Simon Dyer, policy director for the Pembina Institute, said wolves are being made a scapegoat for development.
“Wolf control is a bit of a distraction when it comes to the bigger issue,” Dyer said.
“The root of the problem is habitat protection. Government has to improve the quality of habitat for caribou, even if it means starting to turn down projects.”
Helene Walsh, a wildlife biologist and caribou expert, acknowledged that a government wolf-killing program has helped sustain Alberta’s Little Smoky herd, but still calls it an “irresponsible solution.”
“The oilsands is being developed way too fast,” said Walsh, secretary of the environmental advocacy group Keepers of the Athabasca. “You can’t have a caribou population if you cut down their habitat. We are sacrificing one herd for another.”
The portion of the project the First Nation objects to is near the southern border of its Moose Lake reserve, 45 km west of Fort McKay. Members of the band maintain the reserve is one of the last and best areas where they can engage in traditional activities.
In affidavits filed as part of the hearing process, members of the community asked the regulator to set up a buffer zone.
Calling it a “land of milk and honey,” Jean L’Hommecourt described travelling by dogsled and canoe to the reserve as a youth, and now taking her children there in winter by truck and snowmobile to learn to fish and live off the land. She said a buffer zone around the preserve was a good idea, but added she’d prefer that there were no more projects at all.
“Enough is enough,” L’Hommecourt wrote. “I want to have a place to teach my grandchildren the way that I was taught — that is who I am.
“If I can’t do that, what is the point of living?”
Dayle Hyde, a spokeswoman for the band, said the regulator’s decision was disappointing but not surprising.
“Government has a very long history of approving oilsands projects in the region,” she said. “At the end of the day, their mandate is to fully develop the oilsands, and the decision reflected that.”
Hyde said the band is sensitive to criticism that it is objecting because it wants compensation to drop its challenge.
“This issue is not about money,” she said. “It’s about having one place that we can frequently access that is sacred to the people of Fort McKay.
“Fort McKay is surrounded by development. This is where we go as a refuge from that development.”

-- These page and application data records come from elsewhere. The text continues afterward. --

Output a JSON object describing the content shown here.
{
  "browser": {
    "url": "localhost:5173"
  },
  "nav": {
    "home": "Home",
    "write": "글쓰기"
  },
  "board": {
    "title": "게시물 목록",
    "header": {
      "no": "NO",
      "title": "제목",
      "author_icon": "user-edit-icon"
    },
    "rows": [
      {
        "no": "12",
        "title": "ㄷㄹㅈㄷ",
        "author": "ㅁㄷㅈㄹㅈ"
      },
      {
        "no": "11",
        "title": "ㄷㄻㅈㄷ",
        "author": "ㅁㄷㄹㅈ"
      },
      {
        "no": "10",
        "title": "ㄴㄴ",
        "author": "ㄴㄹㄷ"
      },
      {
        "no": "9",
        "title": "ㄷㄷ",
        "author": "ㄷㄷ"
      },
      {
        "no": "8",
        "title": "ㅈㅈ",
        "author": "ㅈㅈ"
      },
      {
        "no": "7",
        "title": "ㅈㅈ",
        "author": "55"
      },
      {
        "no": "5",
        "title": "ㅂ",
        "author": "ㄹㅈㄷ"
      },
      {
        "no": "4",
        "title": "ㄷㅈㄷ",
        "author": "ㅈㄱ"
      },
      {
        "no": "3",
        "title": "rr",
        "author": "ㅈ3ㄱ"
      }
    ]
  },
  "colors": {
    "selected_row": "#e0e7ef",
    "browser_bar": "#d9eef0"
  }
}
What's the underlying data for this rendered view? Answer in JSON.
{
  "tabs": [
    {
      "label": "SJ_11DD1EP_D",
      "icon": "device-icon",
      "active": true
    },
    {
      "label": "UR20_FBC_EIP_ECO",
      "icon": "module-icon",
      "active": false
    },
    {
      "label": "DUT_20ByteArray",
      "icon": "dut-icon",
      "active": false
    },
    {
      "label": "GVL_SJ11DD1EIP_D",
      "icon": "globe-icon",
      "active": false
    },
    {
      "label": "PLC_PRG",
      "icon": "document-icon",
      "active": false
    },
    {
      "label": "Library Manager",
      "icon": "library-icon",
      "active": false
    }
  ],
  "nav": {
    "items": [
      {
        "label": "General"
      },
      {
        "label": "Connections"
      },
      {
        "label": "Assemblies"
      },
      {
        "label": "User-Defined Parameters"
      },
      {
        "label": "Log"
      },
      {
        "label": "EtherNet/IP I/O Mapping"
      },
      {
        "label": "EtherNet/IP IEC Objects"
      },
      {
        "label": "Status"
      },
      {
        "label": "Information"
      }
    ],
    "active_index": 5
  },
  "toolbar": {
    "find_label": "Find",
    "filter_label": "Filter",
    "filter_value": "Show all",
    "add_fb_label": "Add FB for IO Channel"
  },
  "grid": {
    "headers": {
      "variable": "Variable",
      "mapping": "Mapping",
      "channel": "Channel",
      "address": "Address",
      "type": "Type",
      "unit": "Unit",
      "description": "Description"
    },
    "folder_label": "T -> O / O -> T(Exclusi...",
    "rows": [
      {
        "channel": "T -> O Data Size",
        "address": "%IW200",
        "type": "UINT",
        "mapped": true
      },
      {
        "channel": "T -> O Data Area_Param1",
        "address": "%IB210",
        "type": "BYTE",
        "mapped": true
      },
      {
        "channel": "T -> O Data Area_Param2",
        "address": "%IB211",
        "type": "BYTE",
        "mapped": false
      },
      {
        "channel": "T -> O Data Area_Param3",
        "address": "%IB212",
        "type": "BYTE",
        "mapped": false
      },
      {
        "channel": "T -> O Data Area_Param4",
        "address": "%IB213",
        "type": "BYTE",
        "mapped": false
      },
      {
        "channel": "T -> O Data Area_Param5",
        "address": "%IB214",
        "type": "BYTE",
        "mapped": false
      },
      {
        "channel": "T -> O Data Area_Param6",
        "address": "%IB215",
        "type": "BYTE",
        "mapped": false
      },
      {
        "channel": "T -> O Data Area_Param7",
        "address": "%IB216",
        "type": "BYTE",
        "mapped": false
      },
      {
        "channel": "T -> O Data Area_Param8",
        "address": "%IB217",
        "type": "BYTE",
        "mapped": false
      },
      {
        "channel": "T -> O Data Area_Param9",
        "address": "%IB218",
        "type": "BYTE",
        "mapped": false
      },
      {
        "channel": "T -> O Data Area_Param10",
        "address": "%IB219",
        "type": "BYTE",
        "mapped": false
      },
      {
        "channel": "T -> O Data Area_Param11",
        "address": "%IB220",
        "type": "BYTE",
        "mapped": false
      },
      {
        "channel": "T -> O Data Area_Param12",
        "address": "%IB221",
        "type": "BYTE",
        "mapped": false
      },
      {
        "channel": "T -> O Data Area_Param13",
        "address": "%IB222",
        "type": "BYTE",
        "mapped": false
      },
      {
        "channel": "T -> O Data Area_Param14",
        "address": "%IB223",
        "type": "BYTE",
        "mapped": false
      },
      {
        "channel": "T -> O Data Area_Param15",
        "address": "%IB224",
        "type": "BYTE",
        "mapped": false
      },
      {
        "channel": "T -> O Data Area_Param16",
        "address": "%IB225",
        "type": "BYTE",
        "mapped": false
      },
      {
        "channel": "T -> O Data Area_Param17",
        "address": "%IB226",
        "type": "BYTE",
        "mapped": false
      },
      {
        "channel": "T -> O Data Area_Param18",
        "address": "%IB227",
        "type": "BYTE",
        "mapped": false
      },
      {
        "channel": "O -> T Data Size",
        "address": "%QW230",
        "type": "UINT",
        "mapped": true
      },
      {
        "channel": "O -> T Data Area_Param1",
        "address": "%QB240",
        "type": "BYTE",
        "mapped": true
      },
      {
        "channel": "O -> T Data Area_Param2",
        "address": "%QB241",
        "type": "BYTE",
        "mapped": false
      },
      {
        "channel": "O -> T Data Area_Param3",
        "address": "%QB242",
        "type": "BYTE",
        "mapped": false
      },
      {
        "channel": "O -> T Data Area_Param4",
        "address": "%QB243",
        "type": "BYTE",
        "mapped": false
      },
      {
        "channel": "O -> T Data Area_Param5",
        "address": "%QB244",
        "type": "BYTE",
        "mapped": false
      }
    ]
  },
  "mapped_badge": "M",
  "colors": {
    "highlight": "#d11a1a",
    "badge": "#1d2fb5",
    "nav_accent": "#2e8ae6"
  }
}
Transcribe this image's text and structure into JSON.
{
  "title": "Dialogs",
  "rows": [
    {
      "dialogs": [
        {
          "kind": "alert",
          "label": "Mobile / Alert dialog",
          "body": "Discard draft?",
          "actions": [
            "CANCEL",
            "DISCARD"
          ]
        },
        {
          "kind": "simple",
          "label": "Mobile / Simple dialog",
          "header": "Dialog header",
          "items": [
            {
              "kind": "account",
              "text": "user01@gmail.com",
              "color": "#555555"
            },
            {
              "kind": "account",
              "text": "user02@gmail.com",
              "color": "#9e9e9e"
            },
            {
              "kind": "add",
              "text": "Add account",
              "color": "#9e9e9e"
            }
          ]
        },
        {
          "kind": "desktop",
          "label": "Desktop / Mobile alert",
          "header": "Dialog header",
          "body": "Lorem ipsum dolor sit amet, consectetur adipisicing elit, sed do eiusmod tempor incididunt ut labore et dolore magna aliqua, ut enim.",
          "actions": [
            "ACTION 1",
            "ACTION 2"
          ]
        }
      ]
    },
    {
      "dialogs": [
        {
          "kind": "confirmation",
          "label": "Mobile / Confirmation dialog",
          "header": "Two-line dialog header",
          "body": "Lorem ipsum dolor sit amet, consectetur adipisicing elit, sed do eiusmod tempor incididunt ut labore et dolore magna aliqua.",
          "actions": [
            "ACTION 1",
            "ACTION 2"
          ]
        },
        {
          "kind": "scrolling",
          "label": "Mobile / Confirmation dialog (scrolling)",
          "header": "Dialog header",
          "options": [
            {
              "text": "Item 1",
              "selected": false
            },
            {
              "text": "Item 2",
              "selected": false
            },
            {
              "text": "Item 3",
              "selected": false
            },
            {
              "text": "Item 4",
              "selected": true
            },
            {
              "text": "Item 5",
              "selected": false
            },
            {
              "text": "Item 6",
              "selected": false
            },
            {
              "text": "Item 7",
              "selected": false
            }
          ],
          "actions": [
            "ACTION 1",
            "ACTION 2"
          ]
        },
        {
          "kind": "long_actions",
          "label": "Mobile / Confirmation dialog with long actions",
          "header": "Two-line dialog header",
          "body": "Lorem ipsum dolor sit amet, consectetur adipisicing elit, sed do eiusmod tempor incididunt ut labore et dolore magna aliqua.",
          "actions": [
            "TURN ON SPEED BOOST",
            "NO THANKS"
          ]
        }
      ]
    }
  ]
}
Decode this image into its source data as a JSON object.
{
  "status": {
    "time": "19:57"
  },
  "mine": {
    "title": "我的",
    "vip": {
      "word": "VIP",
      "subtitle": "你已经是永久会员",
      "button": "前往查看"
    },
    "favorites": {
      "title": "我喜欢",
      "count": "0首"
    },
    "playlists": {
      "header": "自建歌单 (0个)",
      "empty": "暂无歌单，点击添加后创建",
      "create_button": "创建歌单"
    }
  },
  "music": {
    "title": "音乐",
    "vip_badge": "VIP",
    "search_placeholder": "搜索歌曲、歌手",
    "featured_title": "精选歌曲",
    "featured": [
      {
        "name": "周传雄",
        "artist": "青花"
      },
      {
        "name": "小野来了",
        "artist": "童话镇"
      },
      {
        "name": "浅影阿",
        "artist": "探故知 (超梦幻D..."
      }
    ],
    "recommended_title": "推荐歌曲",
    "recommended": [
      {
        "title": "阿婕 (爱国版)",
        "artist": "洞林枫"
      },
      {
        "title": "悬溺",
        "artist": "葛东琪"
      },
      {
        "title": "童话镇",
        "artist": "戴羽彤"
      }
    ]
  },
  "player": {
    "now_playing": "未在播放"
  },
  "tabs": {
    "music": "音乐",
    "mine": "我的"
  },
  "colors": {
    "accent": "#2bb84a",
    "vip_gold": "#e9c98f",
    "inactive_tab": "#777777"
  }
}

Mike Feenstra, spokesman for the Energy Department, said if First Nations are not satisfied with the decision, they have the ability to appeal it.